Now, A Prairie Home Companion, which has had many incarnations, is a movie directed by Robert Altman, and my old friend Garrison has become a movie star. I went to see the movie recently, and it brought back many good memories of the three times my Bluegrass band played on the radio show created by Garrison out of a writer's yearning for another time.
Back in the late '70s, Keillor located the Katie Laur Band through our record albums, and he called our bass player, Larry Nager, about luring us to Minnesota. He heard something in us he liked, he said. We had never heard of him, and I was less than enthusiastic about driving that far. For all we knew about Minnesota, they had snow and ice 10 months a year and still hadn't made peace with the Indians.
Nevertheless, our first performance was on May 17, 1980, the second A Prairie Home Companion to be nationally broadcast. The oriental rugs were there, as was the backstage curtain fold where we gathered to play 15 or 20 minutes at intermission. This small performance went onto the radio, but not to the live audience, and allowed stations to identify themselves and whatever else it is they do to satisfy FCC regulations. I think it was Swedish Independence Day, and Garrison had found a traveling Swedish band
In those days, Garrison still had an early radio show, the original A Prairie Home Companion, named after a local cemetery. We got to Garrison's house, had an hour's nap, and had to get up, drink coffee and go to his early morning radio show to promote our appearances. Being interviewed by him meant staying on your toes. He was a brilliant man, a virtual encyclopedia of music.
Garrison shared a house with the producer of A Prairie Home Companion, Margaret Moos. It was a great house in a pleasantly old-fashioned part of Minneapolis. It reminded me of the square in Clifton. Garrison had a lot of books on natural wood shelves all over his living room. Jeff Roberts recalls vividly that Garrison had no shower curtain. It was one of those things that outraged Jeff occasionally. How could anyone have a hit radio show and no shower curtain? Garrison not only had no shower curtain, but Jeff felt sure he was not even thinking about acquiring one. "What would cause a man not to have a shower curtain," Jeff would say, fixing his listener with an almost hypnotic gaze.

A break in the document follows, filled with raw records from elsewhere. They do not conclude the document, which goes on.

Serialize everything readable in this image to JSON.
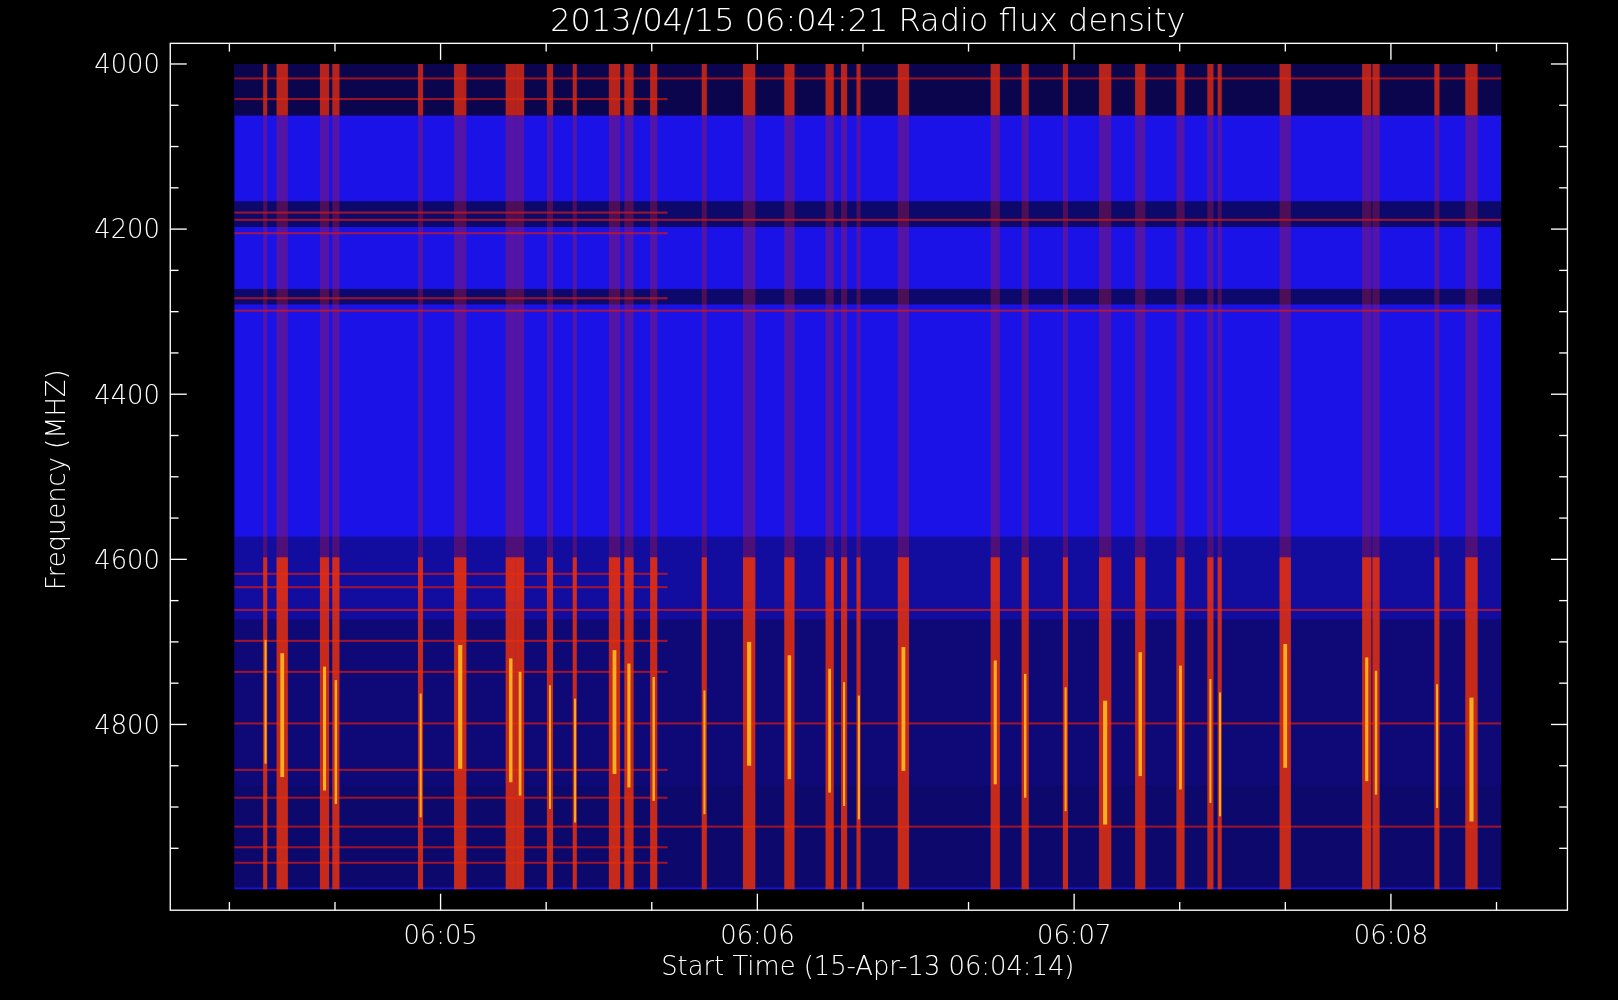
{
  "title": "2013/04/15 06:04:21 Radio flux density",
  "y_axis": {
    "label": "Frequency (MHZ)",
    "ticks": [
      "4000",
      "4200",
      "4400",
      "4600",
      "4800"
    ]
  },
  "x_axis": {
    "label": "Start Time (15-Apr-13 06:04:14)",
    "ticks": [
      "06:05",
      "06:06",
      "06:07",
      "06:08"
    ]
  }
}
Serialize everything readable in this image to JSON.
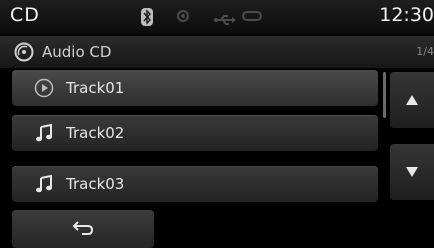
{
  "status_bar": {
    "title": "CD",
    "time": "12:30",
    "icons": [
      "bluetooth-icon",
      "disc-status-icon",
      "usb-icon",
      "ipod-icon"
    ]
  },
  "source": {
    "label": "Audio CD",
    "page": "1/4",
    "icon": "disc-icon"
  },
  "tracks": [
    {
      "label": "Track01",
      "icon": "play-circle-icon",
      "selected": true
    },
    {
      "label": "Track02",
      "icon": "music-note-icon",
      "selected": false
    },
    {
      "label": "Track03",
      "icon": "music-note-icon",
      "selected": false
    }
  ],
  "controls": {
    "scroll_up_icon": "triangle-up-icon",
    "scroll_down_icon": "triangle-down-icon",
    "back_icon": "back-arrow-icon"
  },
  "colors": {
    "background": "#000000",
    "row": "#2e2e2e",
    "text": "#e6e6e6",
    "inactive_icon": "#4c4c4c"
  }
}
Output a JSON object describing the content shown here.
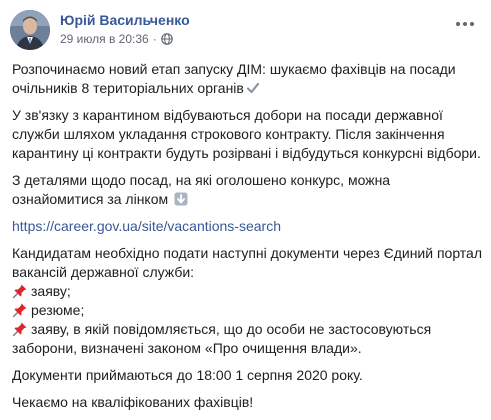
{
  "post": {
    "author": "Юрій Васильченко",
    "timestamp": "29 июля в 20:36",
    "separator": "·",
    "privacy_icon": "globe-icon",
    "menu_icon": "more-options-icon",
    "paragraphs": {
      "p1": "Розпочинаємо новий етап запуску ДІМ: шукаємо фахівців на посади очільників 8 територіальних органів",
      "p1_emoji": "check-mark-icon",
      "p2": "У зв'язку з карантином відбуваються добори на посади державної служби шляхом укладання строкового контракту. Після закінчення карантину ці контракти будуть розірвані і відбудуться конкурсні відбори.",
      "p3": "З деталями щодо посад, на які оголошено конкурс, можна ознайомитися за лінком",
      "p3_emoji": "down-arrow-icon",
      "link": "https://career.gov.ua/site/vacantions-search",
      "p4": "Кандидатам необхідно подати наступні документи через Єдиний портал вакансій державної служби:",
      "list": [
        "заяву;",
        "резюме;",
        "заяву, в якій повідомляється, що до особи не застосовуються заборони, визначені законом «Про очищення влади»."
      ],
      "list_icon": "pushpin-icon",
      "p5": "Документи приймаються до 18:00 1 серпня 2020 року.",
      "p6": "Чекаємо на кваліфікованих фахівців!"
    },
    "colors": {
      "author": "#385898",
      "link": "#385898",
      "meta": "#616770",
      "text": "#1c1e21",
      "pin": "#e0242c"
    }
  }
}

Garrison always got us a weekend gig at the local Extempore Coffee House to defray expenses. It had mismatched chairs and wobbly tables, and I think we played for the door and sold some records. (Fiddler Buddy Griffin always grimaced when I said we were playing anything "for the door." "I've got a whole basement full of doors," he'd say, scornfully.) Nevertheless, it was a new audience, and they ate us up like cream. (It's always good to be from Kentucky when you're out West; they think you're authentic.)
The Saturday night of the broadcast, the tension was palpable. Garrison paced a lot then rode to the theater with us in our old Ford van. The roof sagged. When Garrison leaned his poplin-suited arms on the window, a sluice of water from the previous night's rain ran down his arm. We arrived at the theater with plenty of time for him to get the stains fixed. The World Theater was a wonderful place to play. It was old and needed some sprucing up, but the production was stunning. The sound system was the best I had ever heard. We had never heard of Garrison's "Tales of Lake Woebegone," but I stood backstage listening to him and thought of ways I could get the program to Cincinnati.
We did about six songs. I'm sorry I can't remember what they were. We returned to the coffee house for another set with the Swedish Independence Day Band. We sang "Fox on the Run" together. Then the music started flowing, and we could all feel that flow, that being in the moment, which is what keeps you going through 16-hour road trips and no sleep.
In no time, we were laughing and having a wonderful time with the audience. They liked us. They really did.
CONTACT KATIE LAUR: email@example.com. Her column appears here the first issue of each month.